Responding to data breaches: The DPO should have a clear plan in place for responding to data breaches, including notifying affected individuals and the Personal Data Protection Commission (PDPC) in a timely manner.
Liaising with the PDPC: The DPO is the main point of contact between the organisation and the PDPC on matters related to personal data protection. This includes responding to queries from the PDPC and notifying the PDPC of any breaches.
Conducting Data Protection Impact Assessments (DPIAs): DPIAs are assessments conducted by the DPO to identify and mitigate any potential risks associated with the processing of personal data. The DPO should identify and analyse any risks associated with data processing activities and recommend measures to mitigate them.
Implementing Data Protection Policies and Procedures: The DPO should develop, implement and review data protection policies and procedures within the organisation. These policies and procedures should align with the PDPA and related regulations and provide clear guidance on handling personal data.
Managing Data Subject Requests: The DPO is responsible for managing requests from data subjects, including requests for access to personal data, correction of personal data, and deletion of personal data. The DPO should ensure that such requests are handled in a timely and compliant manner.
Conducting Data Protection Audits: The DPO should conduct regular audits of the organisation's data protection practices to identify any gaps or areas of improvement. These audits can help the organisation stay compliant with the PDPA and related regulations.

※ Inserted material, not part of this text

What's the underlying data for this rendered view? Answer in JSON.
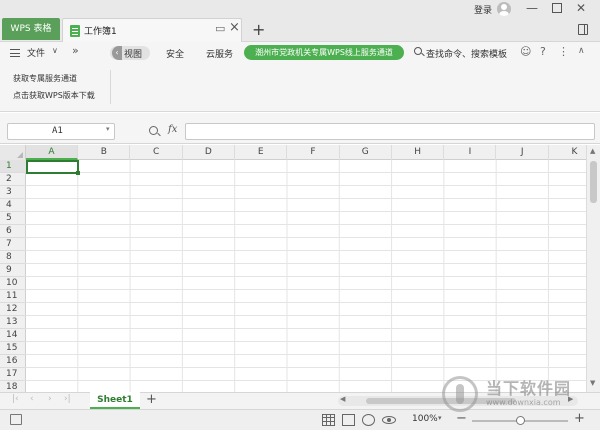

Maintaining Records: The DPO should maintain records of the organisation's data processing activities, including the types of personal data collected, the purposes for processing, and any third-party disclosures. These records should be made available to the PDPC upon request.

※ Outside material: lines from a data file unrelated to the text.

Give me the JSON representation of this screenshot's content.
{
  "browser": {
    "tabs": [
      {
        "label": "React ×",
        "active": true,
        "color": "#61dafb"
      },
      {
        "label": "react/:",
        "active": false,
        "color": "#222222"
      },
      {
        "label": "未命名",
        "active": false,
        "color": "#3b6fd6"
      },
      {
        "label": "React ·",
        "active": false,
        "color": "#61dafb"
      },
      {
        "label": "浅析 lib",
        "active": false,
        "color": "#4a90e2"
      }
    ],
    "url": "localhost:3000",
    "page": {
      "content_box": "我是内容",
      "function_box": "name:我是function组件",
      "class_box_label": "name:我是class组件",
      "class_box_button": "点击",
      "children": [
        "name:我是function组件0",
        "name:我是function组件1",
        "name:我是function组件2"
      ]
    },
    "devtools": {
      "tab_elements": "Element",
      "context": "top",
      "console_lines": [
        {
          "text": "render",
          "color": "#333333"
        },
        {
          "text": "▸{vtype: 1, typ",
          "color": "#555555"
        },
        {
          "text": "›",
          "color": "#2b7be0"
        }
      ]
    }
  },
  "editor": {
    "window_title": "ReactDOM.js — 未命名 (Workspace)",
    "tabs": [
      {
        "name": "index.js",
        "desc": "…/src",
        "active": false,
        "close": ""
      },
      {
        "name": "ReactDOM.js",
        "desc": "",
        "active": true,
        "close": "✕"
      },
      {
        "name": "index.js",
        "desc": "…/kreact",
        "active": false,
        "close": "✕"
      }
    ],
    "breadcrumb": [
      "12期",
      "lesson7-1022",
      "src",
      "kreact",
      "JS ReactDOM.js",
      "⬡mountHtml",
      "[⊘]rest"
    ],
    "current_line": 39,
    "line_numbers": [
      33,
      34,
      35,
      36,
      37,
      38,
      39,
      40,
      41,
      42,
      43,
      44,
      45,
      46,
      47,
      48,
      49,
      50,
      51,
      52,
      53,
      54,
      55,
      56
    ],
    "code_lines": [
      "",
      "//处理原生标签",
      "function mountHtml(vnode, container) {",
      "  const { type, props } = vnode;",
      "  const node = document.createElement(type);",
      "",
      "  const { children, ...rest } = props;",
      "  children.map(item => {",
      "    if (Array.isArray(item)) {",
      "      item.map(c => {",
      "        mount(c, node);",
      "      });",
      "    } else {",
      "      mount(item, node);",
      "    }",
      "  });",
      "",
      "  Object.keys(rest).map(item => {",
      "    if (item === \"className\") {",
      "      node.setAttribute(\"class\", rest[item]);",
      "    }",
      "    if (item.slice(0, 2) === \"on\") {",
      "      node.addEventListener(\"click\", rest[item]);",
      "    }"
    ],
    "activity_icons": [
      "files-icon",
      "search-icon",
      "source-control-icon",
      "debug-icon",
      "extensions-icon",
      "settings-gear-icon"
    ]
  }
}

In summary, the DPO plays a critical role in ensuring that the organisation complies with the PDPA and related regulations, and that personal data is processed in a responsible and secure manner. The DPO should have a thorough understanding of the PDPA and related regulations and be able to provide guidance and support to the organisation on data protection matters.
From 1 October 2022, for any breach of the PDPA, an organisation that breaches the PDPA may face fines of up to: SGD 1 million; or. where the organisation's annual turnover in Singapore exceeds SGD 10 million, 10% of the organisation's Singapore turnover.

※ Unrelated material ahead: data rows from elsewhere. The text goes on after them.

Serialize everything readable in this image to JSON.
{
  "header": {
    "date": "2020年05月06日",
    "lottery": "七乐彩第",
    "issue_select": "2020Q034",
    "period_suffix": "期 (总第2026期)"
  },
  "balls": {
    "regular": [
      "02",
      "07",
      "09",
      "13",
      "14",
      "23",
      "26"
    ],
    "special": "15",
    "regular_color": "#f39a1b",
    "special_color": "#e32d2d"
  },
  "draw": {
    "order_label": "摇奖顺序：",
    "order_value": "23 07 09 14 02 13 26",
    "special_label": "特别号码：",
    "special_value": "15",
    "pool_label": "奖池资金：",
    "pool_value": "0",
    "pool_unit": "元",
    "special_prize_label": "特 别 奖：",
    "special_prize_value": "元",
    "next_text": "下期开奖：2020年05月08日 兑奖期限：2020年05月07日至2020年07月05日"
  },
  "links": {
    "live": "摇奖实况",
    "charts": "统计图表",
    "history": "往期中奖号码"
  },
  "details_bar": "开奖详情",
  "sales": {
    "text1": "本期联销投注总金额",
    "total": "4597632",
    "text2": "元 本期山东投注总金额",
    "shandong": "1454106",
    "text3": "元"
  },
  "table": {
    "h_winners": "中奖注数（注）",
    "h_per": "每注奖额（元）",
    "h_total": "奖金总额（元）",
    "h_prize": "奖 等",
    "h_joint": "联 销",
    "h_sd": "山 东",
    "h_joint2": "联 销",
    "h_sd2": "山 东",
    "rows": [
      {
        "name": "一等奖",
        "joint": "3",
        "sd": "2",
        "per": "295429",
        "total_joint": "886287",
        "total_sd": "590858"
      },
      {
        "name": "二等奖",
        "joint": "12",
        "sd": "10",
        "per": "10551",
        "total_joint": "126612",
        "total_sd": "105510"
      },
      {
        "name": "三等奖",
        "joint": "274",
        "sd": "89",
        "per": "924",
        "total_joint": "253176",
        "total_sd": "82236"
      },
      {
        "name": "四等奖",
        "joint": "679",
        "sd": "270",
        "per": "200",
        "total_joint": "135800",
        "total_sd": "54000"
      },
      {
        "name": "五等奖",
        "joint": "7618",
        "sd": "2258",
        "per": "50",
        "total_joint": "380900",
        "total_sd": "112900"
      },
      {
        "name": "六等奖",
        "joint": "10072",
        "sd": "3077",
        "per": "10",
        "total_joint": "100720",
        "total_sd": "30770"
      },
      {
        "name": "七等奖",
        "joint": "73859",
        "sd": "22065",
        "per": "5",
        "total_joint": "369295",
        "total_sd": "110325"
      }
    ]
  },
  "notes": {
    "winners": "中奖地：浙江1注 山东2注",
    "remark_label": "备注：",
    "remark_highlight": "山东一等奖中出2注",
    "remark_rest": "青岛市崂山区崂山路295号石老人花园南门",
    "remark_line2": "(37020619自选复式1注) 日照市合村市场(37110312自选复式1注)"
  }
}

Penalties imposed under the PDPA could potentially be more stringent compared to the GPDR, which currently imposes fines of up to €20 million or 4% worldwide turnover, whichever is higher.
The new PDPA also makes it a criminal offence for individuals (including employees) to mishandle personal data or re-identify anonymised information without authorisation. The offence is punishable with an SGD 5,000 and/or imprisonment of up to two years.
The PDPA does not apply to business contact information, which may include name, business title, corporate telephone numbers, business addresses, and business email addresses.
Such contact information is made publicly available to facilitate commerce and trade. Organisations will not be required to obtain consent prior to collection, use, or disclosure.
In addition, organisations sending business-to-business (B2B) marketing messages through phone calls, SMS, or fax are not required to comply with the Do Not Call provisions.
Thanks in large part to emerging technology, it’s no longer “business as usual.” And it’s up to us to figure out exactly what that means for our strategies, our structures, and the future of our businesses.
Download our most popular eBook ’How to Stay Current on Emerging Tech in 2023’ where you will learn:
Fill in your name and business email address on the right to gain immediate access to your free eBook!
FREQUENTLY ASKED QUESTIONS
Why do I need to fill out the information requested?
Is this really free?
Absolutely. Just sharing some free knowledge that we hope you’ll find useful. Keep us in mind next time you have marketing questions!